Filipino Catholics continue to attend public Masses amid reports that the country is already facing local transmission of the coronavirus disease 2019 (COVID-19).
The Philippines’ Health Department reported on March 8, that the total number of confirmed cases in the country have already reached 10.
Bishop Broderick Pabillo, apostolic administrator of the Manila Archdiocese, told LiCAS.news there has been no decline in the number of people attending Mass.
He added there were no reports of a sudden drop of Sunday Mass attendance even from the city of San Juan, a suburb of Manila, where one case of COVID-19 has been reported.
The prelate said the archdiocese will continue to take necessary precautions during the celebration of religious activities.
Bishop Pabillo said there is no reason for the public to panic as he urged parishes and church groups to help in educating the public about the disease.
The prelate also urged the public not to spread “fake news or false information.”

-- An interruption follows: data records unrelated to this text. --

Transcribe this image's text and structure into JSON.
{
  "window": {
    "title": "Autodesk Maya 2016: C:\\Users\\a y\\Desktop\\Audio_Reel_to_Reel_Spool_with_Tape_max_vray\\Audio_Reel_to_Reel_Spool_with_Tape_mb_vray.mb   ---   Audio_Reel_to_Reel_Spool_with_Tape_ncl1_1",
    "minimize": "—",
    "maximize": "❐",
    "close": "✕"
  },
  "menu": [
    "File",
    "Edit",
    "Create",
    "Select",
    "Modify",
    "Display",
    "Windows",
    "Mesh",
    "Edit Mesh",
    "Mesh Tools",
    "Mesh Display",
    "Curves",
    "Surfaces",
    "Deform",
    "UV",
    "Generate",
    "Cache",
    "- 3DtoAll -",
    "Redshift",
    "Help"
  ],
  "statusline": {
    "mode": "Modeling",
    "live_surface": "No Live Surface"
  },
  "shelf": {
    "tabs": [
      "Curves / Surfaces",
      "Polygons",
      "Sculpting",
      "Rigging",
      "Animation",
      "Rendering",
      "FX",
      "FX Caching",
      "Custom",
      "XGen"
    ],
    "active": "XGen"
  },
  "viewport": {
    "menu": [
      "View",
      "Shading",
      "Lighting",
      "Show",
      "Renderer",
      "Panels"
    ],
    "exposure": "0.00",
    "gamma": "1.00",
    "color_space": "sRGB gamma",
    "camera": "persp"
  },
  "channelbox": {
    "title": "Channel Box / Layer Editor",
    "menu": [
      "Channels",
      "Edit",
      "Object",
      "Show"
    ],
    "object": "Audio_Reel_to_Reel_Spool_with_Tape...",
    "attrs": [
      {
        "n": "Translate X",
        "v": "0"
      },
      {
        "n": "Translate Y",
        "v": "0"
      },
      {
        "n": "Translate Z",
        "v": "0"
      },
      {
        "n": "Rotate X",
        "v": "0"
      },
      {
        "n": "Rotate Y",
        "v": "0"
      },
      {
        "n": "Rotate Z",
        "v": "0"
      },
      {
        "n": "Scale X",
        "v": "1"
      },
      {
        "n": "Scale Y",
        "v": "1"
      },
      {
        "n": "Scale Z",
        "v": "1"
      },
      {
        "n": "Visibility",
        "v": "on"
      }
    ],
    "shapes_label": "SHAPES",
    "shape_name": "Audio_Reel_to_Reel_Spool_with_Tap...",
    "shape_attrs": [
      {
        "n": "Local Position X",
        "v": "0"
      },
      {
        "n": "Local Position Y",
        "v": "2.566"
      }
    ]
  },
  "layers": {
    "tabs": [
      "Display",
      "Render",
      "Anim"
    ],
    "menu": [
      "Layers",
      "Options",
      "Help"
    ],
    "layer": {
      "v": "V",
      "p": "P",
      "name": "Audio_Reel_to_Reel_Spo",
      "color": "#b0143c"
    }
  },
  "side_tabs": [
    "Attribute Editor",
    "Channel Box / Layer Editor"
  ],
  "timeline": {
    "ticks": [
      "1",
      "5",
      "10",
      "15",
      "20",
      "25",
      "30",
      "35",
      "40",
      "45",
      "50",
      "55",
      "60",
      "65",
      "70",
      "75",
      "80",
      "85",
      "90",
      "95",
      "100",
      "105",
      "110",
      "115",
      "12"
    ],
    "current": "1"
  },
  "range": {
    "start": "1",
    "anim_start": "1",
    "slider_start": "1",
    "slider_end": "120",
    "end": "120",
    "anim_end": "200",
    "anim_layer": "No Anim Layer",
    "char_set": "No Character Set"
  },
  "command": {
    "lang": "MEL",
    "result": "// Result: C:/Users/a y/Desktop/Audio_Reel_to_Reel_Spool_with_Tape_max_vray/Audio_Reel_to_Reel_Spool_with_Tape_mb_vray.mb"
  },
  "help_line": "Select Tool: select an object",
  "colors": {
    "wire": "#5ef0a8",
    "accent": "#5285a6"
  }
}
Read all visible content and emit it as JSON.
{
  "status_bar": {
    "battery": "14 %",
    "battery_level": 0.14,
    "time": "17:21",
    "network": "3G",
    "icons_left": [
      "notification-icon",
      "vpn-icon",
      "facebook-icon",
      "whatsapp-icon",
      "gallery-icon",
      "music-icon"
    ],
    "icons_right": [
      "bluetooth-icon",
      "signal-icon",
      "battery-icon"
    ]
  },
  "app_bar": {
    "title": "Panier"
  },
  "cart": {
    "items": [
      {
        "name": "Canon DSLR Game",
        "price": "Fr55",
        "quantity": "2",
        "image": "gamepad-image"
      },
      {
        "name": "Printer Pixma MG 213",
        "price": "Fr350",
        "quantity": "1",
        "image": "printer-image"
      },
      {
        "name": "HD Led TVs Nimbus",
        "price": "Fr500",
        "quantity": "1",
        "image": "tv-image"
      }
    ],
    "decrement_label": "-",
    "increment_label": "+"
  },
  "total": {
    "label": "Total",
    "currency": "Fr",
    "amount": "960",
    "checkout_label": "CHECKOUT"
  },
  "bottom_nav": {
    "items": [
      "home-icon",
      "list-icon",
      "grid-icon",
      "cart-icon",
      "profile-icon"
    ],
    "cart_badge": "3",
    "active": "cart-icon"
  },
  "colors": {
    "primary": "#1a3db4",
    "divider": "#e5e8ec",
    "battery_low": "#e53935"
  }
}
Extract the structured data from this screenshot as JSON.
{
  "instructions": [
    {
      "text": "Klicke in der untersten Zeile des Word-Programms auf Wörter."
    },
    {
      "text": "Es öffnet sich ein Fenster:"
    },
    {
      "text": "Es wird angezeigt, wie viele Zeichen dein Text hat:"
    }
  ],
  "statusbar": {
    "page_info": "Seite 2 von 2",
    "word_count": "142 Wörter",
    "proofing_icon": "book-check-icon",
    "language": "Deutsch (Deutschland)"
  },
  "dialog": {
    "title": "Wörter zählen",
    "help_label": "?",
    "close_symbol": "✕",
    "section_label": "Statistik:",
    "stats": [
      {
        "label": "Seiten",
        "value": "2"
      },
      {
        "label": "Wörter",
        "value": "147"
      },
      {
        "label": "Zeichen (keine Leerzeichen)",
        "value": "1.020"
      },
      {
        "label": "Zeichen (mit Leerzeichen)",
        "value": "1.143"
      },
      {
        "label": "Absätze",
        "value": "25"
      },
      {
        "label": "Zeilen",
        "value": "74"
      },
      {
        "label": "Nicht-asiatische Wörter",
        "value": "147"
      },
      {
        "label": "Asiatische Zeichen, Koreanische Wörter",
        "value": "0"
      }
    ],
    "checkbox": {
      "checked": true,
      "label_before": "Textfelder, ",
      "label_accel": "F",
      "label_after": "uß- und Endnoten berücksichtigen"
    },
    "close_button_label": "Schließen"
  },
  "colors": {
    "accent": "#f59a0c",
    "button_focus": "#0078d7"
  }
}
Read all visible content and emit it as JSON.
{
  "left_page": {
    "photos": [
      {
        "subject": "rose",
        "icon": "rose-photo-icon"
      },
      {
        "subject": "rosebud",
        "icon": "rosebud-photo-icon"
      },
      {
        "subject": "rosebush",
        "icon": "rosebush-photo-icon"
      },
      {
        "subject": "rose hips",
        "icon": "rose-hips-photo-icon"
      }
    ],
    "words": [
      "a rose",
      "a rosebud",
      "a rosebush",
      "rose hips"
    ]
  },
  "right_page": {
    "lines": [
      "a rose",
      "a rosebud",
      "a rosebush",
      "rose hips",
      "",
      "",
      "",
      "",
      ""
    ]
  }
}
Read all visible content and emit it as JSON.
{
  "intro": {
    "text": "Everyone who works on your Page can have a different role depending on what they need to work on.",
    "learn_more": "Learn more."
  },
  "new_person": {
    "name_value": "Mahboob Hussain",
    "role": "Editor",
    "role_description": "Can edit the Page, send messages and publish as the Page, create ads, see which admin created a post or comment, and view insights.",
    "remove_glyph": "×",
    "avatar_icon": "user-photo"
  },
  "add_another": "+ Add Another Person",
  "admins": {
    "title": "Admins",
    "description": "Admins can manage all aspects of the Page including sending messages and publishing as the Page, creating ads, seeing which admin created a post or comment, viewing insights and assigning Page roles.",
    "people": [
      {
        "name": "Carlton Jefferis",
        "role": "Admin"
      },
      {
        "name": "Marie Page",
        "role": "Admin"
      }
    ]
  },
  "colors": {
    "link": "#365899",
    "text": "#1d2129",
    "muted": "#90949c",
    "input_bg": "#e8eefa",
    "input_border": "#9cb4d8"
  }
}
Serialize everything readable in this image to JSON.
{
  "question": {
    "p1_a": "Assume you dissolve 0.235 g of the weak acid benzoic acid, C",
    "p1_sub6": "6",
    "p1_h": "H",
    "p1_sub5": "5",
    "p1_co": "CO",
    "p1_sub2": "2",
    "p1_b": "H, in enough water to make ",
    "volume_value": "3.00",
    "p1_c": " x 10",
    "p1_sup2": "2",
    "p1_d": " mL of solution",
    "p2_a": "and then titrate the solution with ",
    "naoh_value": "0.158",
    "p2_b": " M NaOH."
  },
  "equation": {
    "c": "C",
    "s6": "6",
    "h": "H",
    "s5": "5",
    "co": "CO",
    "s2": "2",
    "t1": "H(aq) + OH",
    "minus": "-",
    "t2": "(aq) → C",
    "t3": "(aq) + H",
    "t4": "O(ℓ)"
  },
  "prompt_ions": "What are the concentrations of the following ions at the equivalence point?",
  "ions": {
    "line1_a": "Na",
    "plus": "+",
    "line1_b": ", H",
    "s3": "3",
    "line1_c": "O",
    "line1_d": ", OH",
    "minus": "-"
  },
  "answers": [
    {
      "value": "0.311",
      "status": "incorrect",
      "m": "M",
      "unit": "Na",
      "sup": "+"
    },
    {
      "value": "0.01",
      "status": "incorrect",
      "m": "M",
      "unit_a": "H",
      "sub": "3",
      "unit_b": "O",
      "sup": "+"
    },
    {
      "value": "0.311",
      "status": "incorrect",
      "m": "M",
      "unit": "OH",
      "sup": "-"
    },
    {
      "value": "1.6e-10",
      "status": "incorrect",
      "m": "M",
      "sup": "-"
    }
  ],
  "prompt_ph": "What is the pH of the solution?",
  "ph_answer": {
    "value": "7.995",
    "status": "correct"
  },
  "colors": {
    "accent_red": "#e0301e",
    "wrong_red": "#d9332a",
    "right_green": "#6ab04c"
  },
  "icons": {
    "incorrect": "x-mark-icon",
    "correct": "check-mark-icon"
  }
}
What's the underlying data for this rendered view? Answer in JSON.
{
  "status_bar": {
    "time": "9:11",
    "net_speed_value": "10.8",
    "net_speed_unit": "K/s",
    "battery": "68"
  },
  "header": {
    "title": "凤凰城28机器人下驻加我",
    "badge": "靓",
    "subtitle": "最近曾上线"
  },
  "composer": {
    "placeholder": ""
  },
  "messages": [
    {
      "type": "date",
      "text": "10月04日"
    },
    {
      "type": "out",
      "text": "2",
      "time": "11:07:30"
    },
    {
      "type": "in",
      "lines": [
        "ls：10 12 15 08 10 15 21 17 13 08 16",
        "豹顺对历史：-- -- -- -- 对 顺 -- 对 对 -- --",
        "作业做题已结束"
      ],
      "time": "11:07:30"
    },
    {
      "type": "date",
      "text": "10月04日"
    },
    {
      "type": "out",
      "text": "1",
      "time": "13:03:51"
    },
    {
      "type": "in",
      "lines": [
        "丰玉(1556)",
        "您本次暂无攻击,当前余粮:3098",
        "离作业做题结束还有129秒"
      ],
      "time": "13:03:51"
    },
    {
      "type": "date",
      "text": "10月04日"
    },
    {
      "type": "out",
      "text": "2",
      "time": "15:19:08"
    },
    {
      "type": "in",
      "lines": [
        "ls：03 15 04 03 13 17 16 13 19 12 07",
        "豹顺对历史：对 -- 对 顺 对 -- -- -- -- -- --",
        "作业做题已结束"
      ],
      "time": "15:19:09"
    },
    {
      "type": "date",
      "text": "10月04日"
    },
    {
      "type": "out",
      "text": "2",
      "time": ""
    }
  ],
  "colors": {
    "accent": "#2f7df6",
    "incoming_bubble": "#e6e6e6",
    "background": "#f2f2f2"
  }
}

In the Cubao Diocese, Father Ronaldo Santos of the Christ the King parish, said he has not noticed a decline in the number of churchgoers since December.
The priest said church leaders have been reminding people to follow the guidelines the church earlier issued to prevent the spread of the virus.
“We also provided soap and water in every toilet and washroom. Containers of alcohol are in every entrance and exit points. We also posted educational materials,” said Father Santos.
Philippine church leaders earlier asked the faithful to receive Communion only in the hand, to refrain from holding hands during the Lord’s Prayer, and to regularly clean out holy water fonts.
The country’s Catholic bishops also sent every parish an obligatory prayer to be recited “after Communion, kneeling down,” asking God to protect people from the virus.
Bishop Prudencio Andaya of Tabuk, meanwhile, called on the country’s health authorities to give “clear guidelines for preventive measures” and “a proper procedure” on what to do for those with symptoms of the virus.
Bishop Buenaventura Famadico of San Pablo said the country must focus on monitoring the spread of the disease and to attend to the poor who cannot afford a medical check-up.
“We have to be serious with our personal safety, [be] much attentive to personal hygiene, and be much concern with the common good,” said Bishop Ruperto Santos of Balanga.
The prelate urged everyone to “do more sacrifices, fasting, and offer prayers for the discovery of the vaccine against the disease,” especially during the Lenten season.
Among the ten confirmed cases of COVID-19 in the country, three are Filipinos with no travel history outside the country, making them the first cases of local transmission.
Health Secretary Francisco Duque III said authorities are preparing for the possibility of “localized transmission.”
The presidential palace announced that President Rodrigo Duterte will sign an executive order declaring a state of public health emergency across the country.